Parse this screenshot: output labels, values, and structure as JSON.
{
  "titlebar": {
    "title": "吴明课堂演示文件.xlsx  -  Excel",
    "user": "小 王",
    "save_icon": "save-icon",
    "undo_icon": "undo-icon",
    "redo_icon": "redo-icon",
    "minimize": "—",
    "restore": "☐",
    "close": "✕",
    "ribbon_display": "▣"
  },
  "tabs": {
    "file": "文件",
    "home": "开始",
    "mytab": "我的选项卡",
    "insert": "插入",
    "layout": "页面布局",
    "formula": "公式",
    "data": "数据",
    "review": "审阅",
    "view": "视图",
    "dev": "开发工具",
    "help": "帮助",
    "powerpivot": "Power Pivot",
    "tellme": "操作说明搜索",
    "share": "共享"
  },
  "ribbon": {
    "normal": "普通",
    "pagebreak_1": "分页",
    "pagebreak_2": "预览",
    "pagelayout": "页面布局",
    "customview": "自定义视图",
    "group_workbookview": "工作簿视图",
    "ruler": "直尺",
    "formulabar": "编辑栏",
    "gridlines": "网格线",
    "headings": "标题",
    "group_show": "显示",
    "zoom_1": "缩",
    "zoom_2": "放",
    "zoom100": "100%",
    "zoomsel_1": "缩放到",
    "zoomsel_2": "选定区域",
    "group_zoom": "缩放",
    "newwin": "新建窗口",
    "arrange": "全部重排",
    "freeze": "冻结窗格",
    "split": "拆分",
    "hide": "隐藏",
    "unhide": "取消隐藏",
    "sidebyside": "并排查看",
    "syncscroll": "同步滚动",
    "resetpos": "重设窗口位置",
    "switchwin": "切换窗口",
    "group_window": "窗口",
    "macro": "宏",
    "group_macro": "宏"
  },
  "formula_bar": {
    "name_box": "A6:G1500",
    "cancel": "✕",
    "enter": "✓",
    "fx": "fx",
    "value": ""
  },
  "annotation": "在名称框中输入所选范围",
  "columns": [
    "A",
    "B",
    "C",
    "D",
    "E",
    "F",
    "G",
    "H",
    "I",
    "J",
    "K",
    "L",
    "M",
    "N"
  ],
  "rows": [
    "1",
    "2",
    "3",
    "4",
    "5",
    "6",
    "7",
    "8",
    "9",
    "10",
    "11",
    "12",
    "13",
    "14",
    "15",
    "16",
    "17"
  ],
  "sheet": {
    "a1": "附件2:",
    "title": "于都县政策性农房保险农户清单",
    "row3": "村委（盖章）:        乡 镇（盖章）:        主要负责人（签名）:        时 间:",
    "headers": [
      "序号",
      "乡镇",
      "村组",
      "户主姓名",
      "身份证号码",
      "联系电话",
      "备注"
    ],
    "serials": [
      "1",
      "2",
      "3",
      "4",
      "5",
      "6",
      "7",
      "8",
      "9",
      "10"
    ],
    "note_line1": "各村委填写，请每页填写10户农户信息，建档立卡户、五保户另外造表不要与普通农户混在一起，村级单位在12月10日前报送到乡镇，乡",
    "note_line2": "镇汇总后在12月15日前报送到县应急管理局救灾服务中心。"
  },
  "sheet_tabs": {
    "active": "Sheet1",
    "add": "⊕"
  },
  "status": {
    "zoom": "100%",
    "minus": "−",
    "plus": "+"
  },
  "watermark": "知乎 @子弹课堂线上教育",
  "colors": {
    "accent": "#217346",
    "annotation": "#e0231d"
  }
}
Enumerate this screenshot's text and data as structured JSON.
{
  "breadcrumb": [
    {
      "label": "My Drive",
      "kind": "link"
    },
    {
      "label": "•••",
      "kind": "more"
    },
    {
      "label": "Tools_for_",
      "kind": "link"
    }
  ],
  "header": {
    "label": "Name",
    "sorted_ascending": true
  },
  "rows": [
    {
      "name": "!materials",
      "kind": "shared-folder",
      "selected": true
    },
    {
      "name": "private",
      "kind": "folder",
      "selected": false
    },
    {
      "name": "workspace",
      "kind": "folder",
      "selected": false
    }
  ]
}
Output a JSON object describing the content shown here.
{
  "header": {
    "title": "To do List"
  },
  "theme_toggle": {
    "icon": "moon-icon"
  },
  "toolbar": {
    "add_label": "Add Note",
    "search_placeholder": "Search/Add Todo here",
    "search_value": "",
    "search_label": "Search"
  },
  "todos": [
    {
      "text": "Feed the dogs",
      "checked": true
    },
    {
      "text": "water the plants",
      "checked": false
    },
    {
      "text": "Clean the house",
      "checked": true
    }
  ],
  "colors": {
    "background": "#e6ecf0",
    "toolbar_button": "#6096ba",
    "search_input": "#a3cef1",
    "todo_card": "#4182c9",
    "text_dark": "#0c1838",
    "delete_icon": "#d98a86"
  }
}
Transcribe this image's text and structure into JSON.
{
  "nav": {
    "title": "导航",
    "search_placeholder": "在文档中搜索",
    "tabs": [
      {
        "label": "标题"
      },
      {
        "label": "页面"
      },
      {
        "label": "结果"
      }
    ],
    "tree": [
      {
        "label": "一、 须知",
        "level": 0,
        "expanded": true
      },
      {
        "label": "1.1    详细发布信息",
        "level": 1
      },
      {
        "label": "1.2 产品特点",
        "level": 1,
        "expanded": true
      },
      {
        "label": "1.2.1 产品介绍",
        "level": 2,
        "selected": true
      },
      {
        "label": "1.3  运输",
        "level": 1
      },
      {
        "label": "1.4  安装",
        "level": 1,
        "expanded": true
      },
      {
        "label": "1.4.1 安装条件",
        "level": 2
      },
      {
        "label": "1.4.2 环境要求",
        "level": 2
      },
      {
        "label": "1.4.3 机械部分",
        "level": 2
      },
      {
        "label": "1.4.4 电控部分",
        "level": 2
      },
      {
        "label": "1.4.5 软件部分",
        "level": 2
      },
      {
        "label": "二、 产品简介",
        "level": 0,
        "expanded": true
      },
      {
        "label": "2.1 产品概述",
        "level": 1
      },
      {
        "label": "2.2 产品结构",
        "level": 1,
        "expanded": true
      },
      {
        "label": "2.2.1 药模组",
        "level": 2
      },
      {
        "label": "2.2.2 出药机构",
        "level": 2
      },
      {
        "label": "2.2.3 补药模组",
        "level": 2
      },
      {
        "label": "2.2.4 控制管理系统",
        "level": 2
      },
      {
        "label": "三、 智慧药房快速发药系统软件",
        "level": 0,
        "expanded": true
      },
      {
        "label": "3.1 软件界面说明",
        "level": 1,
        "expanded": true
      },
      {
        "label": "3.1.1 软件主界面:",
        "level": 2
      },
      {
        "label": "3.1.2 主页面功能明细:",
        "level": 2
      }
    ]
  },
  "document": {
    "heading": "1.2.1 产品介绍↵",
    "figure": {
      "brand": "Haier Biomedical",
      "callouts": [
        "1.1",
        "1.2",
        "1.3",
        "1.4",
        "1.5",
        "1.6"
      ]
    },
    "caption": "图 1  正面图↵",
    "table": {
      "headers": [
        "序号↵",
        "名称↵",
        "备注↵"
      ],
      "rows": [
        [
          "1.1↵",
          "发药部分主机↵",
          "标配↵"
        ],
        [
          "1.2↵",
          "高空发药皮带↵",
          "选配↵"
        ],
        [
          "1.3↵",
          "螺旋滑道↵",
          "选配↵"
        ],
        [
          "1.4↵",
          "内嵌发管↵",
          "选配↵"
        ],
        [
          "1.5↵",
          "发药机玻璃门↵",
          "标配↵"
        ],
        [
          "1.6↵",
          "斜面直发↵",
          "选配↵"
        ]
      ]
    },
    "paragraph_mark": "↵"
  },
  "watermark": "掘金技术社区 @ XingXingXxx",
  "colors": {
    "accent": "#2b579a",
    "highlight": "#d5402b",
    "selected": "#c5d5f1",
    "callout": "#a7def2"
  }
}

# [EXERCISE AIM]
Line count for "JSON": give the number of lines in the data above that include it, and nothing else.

# [YOUR RESPONSE]
4